  • American thrash metal band Metallica have employed "in the round" staging for their arena shows since the early 1990s
  • In order to give a show similar to a three ring circus, American singer Britney Spears used an in-the-round setting for her 2009 The Circus Starring Britney Spears tour.
  • Stand-up comedians have performed specials "in the round," such as Dane Cook: Vicious Circle and Louis C.K.'s Oh My God.
  • The Spice Girls used a circular stage in the round setting for their Christmas in Spiceworld tour in 1999
  • U2's 360° Tour uses a very large circular stage structure.
  • The Dixie Chicks Top Of The World Tour used a circular stage, except in venues where it was an end stage.
  • Metallica have been known to use a rectangular, diamond or oval shaped stage that is placed in the center of the arena beginning with their 1991 Wherever We May Roam Tour. On different tours, they have also included areas within the stage, called "the snake pit", where audience members can watch the show. Most recently, their 2012 European Black Album Tour used this format.[20]
  • In a Curb Your Enthusiasm season finale, Larry David, while playing The Producers character Max Bialystock said he invented "theater in the square".

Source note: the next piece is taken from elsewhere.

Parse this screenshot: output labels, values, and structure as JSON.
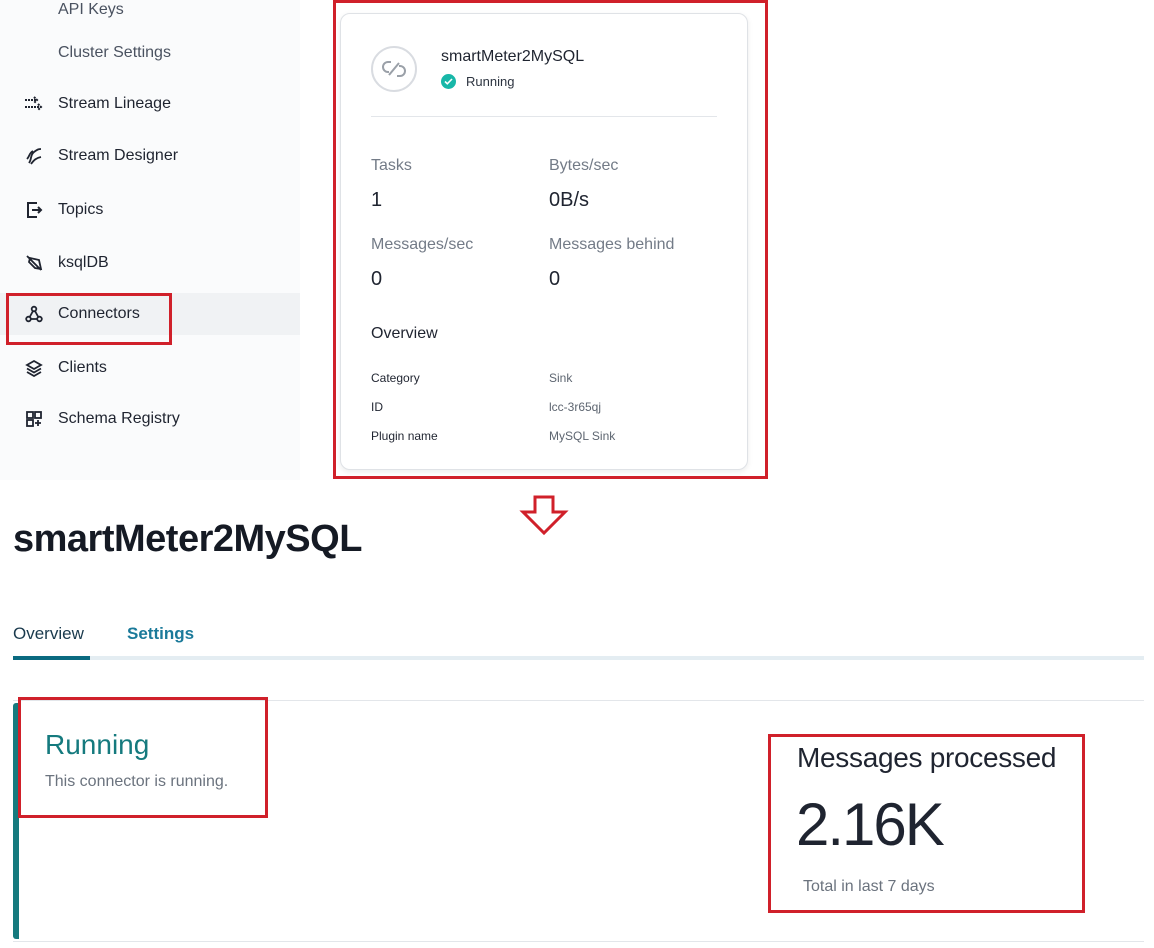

See also[edit]

References[edit]

  1. ^ "The Theatre Module". Royal Exchange Theater. Retrieved 2012-10-31. 
  2. ^ Jones, Margo. 1951. Theatre-in-the-Round. Rinehard & Company, Inc.; Sec. Pr. edition
  3. ^ Altenberg, Roger. 1964. A Historical Study of Gilmore Brown's Fair-oaks Play box: 1924-1927
  4. ^ Jones, Margo. 1951. Theatre-in-the-Round, p. 38
  5. ^ [Stephen Joseph]
  6. ^ "http". //www.haletheatrearizona.com/. 1970-01-01. Retrieved 2014-06-20. 
  7. ^ California Musical Theatre at The Wells Fargo Pavilion
  8. ^ [1][dead link]
  9. ^ [2][dead link]
  10. ^ Cape Cod Melody Tent official web site
  11. ^ South Shore Music Circus official web site
  12. ^ [3][dead link]
  13. ^ Theatre in the Round, Minneapolis, official web site
  14. ^ Seton Hall University - Arts and Sciences: TITR[dead link]
  15. ^ Plaza Theatre Company official web site
  16. ^ Artisan Center Theatre official web site
  17. ^ "http". //www.halecentretheatre.org/. 1970-01-01. Retrieved 2014-06-20. 
  18. ^ "http://www.laboite.com.au/". Laboite.com.au. Retrieved 2014-06-20. 
  19. ^ "http". //theatreenrond.free.fr. Retrieved 2014-06-20. 
  20. ^ "News | The Snake Pit Returns!!". Metallica.com. Retrieved 2014-06-20. 

External links[edit]